PROBLEM TO WORK ON:
Scan the records below and report how many lines contain the word "ISOTROPIC", giving the number by itself.

DATA FOR THIS EXERCISE:
───

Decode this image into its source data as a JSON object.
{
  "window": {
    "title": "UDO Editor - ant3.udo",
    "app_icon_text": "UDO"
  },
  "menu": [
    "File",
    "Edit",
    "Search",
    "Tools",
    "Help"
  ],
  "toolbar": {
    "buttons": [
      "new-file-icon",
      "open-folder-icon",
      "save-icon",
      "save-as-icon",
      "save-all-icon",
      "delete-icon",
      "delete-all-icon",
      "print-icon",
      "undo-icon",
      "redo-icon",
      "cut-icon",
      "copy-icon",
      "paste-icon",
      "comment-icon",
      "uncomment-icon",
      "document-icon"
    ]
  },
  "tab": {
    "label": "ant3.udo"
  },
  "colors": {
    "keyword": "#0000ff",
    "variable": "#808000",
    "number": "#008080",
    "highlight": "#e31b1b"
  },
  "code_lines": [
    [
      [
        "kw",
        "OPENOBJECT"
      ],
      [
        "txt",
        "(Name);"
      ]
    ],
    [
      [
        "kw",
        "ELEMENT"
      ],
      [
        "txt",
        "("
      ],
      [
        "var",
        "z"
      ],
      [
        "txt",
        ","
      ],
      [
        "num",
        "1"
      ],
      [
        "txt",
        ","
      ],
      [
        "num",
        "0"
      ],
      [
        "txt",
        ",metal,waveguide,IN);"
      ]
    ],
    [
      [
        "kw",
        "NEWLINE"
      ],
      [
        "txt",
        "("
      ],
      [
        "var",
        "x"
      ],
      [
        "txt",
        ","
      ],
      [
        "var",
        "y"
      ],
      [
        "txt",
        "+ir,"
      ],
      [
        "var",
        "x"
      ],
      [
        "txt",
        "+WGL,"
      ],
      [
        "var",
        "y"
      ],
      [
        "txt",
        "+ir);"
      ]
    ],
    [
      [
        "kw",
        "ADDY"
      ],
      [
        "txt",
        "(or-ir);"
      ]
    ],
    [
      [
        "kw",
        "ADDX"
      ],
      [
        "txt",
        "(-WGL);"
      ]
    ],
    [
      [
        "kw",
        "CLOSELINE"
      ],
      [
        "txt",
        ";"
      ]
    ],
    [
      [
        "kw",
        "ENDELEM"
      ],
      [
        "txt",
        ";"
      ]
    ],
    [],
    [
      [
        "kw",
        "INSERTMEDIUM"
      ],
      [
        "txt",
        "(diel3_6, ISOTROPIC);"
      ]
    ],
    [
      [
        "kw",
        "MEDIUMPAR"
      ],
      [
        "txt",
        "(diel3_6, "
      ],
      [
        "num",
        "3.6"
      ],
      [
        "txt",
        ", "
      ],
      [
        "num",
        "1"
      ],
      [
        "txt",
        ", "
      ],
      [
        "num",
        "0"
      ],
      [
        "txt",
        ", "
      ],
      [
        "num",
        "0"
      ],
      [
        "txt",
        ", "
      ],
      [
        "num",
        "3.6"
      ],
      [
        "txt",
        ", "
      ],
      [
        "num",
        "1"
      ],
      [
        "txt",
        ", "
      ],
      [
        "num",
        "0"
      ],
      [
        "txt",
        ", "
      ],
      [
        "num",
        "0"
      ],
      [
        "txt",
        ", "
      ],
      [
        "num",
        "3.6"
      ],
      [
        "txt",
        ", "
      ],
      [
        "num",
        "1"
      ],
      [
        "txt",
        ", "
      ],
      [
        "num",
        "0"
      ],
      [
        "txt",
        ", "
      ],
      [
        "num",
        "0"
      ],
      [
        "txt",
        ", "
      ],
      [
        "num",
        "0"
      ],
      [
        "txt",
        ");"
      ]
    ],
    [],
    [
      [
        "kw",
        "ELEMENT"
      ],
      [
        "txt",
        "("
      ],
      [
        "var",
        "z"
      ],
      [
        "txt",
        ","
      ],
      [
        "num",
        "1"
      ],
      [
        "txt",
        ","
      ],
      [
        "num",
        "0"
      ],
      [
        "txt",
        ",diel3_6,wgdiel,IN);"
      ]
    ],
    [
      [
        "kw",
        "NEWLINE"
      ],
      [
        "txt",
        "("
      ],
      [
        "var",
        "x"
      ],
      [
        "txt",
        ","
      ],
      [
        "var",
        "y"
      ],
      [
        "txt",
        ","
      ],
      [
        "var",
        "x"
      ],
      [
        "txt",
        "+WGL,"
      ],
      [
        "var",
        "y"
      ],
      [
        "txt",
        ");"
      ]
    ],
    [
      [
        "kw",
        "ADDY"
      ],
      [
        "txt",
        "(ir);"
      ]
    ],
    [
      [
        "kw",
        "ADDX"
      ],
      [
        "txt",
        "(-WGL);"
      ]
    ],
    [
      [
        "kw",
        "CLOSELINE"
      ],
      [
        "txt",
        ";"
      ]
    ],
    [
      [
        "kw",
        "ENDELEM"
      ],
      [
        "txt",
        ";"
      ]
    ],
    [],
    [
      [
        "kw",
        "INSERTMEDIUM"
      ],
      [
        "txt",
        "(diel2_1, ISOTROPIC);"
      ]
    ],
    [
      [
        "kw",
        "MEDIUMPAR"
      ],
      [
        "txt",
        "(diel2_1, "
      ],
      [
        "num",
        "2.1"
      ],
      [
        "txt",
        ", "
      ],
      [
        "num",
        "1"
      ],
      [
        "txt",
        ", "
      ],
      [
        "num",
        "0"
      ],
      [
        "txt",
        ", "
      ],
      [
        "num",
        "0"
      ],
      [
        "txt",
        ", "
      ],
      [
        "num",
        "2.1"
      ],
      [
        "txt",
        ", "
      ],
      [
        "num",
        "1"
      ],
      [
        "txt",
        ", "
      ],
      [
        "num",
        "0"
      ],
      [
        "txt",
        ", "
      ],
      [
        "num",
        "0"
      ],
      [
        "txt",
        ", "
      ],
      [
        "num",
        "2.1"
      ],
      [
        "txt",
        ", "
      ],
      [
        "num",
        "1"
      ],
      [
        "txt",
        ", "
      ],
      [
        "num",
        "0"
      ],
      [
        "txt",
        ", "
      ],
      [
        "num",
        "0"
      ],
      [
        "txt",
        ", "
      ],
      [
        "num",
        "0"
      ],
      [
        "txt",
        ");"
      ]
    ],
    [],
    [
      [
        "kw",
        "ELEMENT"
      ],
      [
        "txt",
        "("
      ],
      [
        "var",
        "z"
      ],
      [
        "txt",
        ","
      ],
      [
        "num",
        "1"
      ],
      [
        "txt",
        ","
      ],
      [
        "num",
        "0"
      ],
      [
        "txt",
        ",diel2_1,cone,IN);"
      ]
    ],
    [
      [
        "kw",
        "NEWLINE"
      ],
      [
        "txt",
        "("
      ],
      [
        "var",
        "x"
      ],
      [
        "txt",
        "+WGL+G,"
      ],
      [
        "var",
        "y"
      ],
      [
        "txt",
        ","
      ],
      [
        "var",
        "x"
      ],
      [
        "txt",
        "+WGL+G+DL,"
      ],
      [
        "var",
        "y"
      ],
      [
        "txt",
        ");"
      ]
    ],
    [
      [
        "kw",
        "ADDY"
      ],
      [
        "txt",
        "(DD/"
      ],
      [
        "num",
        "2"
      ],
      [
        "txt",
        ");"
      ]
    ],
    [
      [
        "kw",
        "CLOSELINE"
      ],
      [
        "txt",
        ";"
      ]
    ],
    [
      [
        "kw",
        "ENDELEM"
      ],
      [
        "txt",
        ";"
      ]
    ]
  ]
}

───

WRITTEN REPLY:
2